## ASSIGNMENT
Search the material for "chevron" and show all lines that contain it.

────────────────

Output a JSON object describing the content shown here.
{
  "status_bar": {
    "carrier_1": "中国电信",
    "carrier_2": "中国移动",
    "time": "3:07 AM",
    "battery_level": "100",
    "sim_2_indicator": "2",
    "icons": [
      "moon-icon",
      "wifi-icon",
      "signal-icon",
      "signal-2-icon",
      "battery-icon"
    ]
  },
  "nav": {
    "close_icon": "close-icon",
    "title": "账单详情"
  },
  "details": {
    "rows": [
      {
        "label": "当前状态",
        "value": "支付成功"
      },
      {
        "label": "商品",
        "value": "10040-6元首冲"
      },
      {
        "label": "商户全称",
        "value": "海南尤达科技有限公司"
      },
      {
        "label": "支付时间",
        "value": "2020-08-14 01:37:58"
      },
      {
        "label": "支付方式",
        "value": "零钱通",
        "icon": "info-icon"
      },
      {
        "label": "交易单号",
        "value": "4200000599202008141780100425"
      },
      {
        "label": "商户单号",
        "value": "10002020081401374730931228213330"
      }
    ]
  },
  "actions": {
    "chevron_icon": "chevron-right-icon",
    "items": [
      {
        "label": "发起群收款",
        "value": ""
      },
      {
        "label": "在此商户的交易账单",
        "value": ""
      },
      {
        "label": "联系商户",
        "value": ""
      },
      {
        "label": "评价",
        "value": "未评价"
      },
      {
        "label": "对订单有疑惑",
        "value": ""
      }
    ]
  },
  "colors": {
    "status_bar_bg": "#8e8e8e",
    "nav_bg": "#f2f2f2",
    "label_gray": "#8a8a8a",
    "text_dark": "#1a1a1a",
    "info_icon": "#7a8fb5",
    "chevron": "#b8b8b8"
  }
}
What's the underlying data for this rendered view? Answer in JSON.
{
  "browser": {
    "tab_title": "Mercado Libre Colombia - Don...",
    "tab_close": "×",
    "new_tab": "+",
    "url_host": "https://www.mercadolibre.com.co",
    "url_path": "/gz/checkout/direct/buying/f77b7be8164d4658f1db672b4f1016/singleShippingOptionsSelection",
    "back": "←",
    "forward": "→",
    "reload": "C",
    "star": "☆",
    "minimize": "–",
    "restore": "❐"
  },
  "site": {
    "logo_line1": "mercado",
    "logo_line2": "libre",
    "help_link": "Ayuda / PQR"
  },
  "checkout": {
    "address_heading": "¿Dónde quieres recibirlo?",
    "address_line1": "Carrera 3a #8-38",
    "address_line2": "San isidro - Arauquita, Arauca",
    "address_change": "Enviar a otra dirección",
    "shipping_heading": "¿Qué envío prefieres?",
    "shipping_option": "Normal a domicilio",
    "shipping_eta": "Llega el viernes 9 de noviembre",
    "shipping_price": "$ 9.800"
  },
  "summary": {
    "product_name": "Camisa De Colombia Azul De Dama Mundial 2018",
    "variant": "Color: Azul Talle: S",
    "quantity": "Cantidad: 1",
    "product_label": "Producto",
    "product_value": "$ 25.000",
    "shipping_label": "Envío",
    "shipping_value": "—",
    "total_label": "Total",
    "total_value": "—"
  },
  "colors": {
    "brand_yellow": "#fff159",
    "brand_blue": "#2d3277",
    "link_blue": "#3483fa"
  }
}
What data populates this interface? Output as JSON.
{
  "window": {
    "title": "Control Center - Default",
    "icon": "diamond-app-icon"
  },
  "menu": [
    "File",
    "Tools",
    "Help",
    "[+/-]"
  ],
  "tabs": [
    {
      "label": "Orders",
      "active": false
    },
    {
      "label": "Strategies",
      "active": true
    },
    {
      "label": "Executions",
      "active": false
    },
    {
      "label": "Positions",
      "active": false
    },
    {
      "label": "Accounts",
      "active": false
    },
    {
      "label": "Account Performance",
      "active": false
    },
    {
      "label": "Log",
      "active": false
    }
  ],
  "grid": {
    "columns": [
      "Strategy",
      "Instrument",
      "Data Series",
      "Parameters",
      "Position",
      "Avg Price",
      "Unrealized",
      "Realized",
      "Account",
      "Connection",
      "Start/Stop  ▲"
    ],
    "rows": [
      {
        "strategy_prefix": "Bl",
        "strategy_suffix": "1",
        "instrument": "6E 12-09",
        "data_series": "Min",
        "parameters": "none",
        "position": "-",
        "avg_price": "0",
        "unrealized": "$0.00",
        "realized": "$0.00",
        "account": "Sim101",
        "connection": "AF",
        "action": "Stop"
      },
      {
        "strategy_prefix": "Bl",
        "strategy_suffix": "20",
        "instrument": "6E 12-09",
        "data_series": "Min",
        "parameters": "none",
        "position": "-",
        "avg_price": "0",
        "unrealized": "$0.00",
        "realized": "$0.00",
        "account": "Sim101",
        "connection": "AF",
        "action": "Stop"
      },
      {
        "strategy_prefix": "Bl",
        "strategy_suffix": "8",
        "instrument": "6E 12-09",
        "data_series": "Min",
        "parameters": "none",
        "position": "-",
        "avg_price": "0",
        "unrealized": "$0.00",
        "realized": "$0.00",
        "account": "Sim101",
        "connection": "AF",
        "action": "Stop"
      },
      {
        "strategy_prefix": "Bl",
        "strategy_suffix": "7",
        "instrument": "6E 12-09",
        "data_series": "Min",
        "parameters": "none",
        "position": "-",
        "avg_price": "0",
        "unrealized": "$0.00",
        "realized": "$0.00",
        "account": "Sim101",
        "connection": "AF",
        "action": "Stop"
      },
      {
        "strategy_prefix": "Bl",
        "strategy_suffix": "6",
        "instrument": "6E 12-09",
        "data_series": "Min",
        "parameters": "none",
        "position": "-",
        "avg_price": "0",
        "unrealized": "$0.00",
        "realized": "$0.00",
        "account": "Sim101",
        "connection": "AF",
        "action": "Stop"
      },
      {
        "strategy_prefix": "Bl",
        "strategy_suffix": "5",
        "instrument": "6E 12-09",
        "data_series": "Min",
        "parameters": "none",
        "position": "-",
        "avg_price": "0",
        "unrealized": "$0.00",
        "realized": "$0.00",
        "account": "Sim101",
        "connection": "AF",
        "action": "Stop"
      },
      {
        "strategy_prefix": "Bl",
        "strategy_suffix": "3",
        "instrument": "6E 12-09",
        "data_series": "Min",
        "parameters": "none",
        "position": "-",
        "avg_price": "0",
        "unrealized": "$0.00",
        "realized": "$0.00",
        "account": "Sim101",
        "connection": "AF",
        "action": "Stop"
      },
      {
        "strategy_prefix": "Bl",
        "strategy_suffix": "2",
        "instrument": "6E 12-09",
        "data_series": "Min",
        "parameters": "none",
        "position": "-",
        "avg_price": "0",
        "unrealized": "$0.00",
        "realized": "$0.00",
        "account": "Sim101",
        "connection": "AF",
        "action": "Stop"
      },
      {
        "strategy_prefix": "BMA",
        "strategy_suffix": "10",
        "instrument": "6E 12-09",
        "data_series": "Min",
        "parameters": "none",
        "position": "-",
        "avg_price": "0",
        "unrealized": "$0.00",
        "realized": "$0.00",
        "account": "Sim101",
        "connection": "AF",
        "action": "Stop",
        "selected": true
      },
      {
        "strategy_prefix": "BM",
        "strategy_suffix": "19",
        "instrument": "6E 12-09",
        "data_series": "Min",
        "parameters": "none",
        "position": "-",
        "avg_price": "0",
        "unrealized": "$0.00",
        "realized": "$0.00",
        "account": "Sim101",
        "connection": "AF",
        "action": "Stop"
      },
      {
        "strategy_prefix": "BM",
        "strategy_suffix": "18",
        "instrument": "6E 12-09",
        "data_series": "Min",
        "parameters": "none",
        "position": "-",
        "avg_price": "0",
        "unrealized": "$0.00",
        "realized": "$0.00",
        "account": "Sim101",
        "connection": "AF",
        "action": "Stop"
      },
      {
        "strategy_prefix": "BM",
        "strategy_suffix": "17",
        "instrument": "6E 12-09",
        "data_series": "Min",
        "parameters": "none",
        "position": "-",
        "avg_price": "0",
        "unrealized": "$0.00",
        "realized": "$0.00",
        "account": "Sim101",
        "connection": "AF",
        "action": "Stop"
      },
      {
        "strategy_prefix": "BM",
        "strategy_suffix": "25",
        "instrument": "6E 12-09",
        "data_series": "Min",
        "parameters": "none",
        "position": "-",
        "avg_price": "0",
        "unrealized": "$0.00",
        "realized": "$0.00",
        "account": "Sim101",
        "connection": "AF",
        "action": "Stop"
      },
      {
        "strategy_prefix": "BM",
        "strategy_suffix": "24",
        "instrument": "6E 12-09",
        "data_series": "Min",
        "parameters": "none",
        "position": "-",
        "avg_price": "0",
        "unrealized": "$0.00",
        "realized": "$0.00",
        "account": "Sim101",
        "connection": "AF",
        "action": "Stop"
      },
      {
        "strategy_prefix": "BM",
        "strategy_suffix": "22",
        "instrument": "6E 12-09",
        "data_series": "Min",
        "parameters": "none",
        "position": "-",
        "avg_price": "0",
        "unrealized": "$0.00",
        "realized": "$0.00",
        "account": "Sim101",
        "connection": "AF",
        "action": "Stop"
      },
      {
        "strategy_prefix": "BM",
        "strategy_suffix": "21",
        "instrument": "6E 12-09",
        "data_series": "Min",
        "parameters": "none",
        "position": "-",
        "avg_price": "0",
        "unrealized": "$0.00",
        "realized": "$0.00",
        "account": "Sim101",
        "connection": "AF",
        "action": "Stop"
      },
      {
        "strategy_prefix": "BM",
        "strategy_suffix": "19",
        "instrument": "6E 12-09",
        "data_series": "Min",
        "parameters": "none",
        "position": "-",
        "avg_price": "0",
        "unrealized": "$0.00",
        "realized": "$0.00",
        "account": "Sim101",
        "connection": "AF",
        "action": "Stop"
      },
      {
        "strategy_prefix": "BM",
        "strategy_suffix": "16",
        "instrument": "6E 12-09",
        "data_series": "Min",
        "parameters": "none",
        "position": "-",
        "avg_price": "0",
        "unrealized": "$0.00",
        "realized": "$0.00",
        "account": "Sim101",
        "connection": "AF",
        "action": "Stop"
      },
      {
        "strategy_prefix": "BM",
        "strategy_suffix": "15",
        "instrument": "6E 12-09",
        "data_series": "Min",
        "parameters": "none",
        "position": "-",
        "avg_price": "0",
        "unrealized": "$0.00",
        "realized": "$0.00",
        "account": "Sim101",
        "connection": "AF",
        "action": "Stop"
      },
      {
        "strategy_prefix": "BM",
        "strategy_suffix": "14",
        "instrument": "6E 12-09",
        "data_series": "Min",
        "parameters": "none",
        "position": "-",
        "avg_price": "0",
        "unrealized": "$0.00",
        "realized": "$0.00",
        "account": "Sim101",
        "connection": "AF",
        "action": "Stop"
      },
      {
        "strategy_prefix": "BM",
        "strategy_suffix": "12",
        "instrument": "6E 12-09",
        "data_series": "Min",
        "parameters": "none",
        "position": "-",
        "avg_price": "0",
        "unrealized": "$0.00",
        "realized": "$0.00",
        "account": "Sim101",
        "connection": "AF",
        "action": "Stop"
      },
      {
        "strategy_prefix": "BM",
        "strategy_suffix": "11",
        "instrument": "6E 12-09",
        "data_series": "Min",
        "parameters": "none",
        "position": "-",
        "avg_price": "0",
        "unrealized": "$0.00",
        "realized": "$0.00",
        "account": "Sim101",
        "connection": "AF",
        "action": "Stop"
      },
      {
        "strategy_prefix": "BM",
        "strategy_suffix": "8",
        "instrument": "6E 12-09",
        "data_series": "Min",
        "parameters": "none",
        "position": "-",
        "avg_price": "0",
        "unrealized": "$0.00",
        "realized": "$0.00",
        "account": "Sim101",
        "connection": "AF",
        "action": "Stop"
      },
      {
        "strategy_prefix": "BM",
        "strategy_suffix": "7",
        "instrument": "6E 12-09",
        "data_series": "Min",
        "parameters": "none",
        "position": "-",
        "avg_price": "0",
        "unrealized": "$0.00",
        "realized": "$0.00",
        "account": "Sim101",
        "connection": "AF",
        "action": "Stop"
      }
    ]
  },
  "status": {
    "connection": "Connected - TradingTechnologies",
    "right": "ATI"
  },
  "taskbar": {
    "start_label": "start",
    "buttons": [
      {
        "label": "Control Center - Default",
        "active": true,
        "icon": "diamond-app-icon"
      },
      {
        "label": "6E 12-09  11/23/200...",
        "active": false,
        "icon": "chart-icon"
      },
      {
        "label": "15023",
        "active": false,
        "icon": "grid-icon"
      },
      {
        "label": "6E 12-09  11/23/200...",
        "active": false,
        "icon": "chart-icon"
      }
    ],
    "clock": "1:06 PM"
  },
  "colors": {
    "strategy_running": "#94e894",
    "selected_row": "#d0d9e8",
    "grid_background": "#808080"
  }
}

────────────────

## EXERCISE OUTPUT
    "chevron_icon": "chevron-right-icon",
    "chevron": "#b8b8b8"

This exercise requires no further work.